What was in use when it was originaly made. Fred passed perhaps a year ago. I was talking when it was originaly developed, Wells Sport Shop made the guns.

Have to throw my hand in on this. Lived in Hollister from 1947 to 1957. Ramon Somovia was a pilot as was my father knew Somavia and was at his large land grant ranch. For a full story of the development of the Condor series try contacting Rube Wells son of Fred Wells. He has the whole story. Rube told me that Somavia would fly to Prescott and fly him and his dad back to the ranch in Hollister where they did some of the test shooting. There were several different calibers in the series. Rube had several of the experemental cartridges at the 2007 Prescott show. Some with VERY heavy bullets were used in the experements.

Gamgjm–Since you know the people involved with this project it would be great if you were to get all the information together and write an article for the IAA Journal. I am sure Chris Punnett would gladly publish it. This project should be documented before everyone associated with it are gone and the history is lost. If you need help to write the article, I am sure there are people who would volinteer (Ray–are you willing) to help out.

Just to put all the information in one place, here is a scan of the box label as it appeared in the IAA Journal that I mentioned previously.

The picture was originally in black and white, and not as sharp as I would like, but I thought it was worth adding to this thread.

John Moss

Gamgjm - I doubt that you need help in writing an article judging from our postings, but as per Ron’s great suggestion that you write an article on this since you seem to know all the people involved, I would be most happy to act as an interim “editor” of sorts for anything you’d care to write. I am sure there would be no problem in you using the box label picture I posted since it came from a previous IAA publication, and once I get permission, I could send you some photos for the article that a member sent me. I am sure that with proper photo credit, he would be willing to let you use them. He may even be posting them here.

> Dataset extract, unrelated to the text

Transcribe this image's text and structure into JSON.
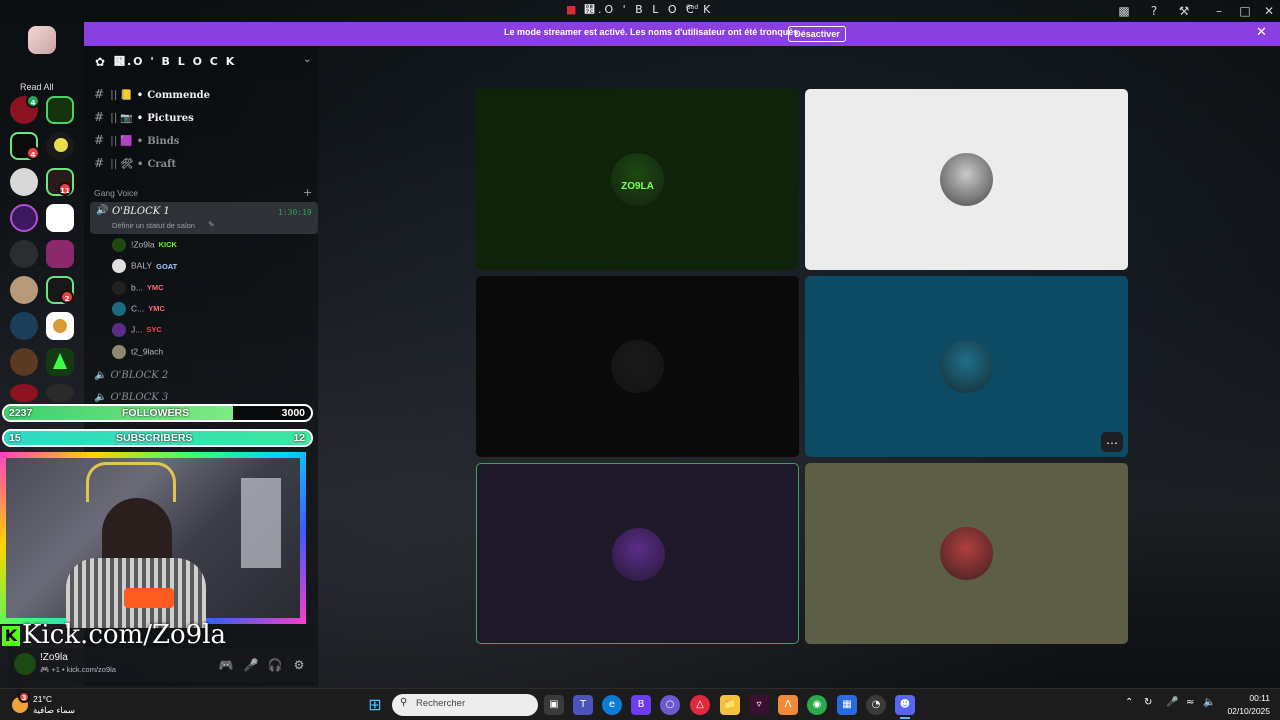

Not every member, by far, sees this Forum (I don’t know why, but it is true) and all the odds and ends from here could be drawn together into a cohesive story.

Just a thought - a very good suggestion by Ron.

[quote]If I had to guess, I would say that Dr. Somovia did indeed design the original cartridge as a wildcat and then convinced (or paid) Norma to manufacture both brass and loaded cartridges to his specs. (Don’t forget, the 7x61 S&H started life as a wildcat and was later picked up by Norma. The 7x61 S&H is different in that rifles chambered for it were made and sold on a commercial basis. Any rifles chambered for the Condor would be custom re-barrel jobs.)

Ray, When I said the wildcat perhaps post-dated the factory load, I didn’t mean the case design, but rather the loaded cartridge. You indicated that your 257 Condor had a very different bullet from the factory load, in my mind making the load a wildcat since it was never a production load. Now I am splitting hairs…

Dr Somovia told me he ordered the 257 Condor from Norma and implied that he received all that were produced. He said he was the only source, though of course, those who bought from him clearly could have sold them. I don’t believe that Norma ever offered the cartirdge for sale and produced the single lot for Somovia.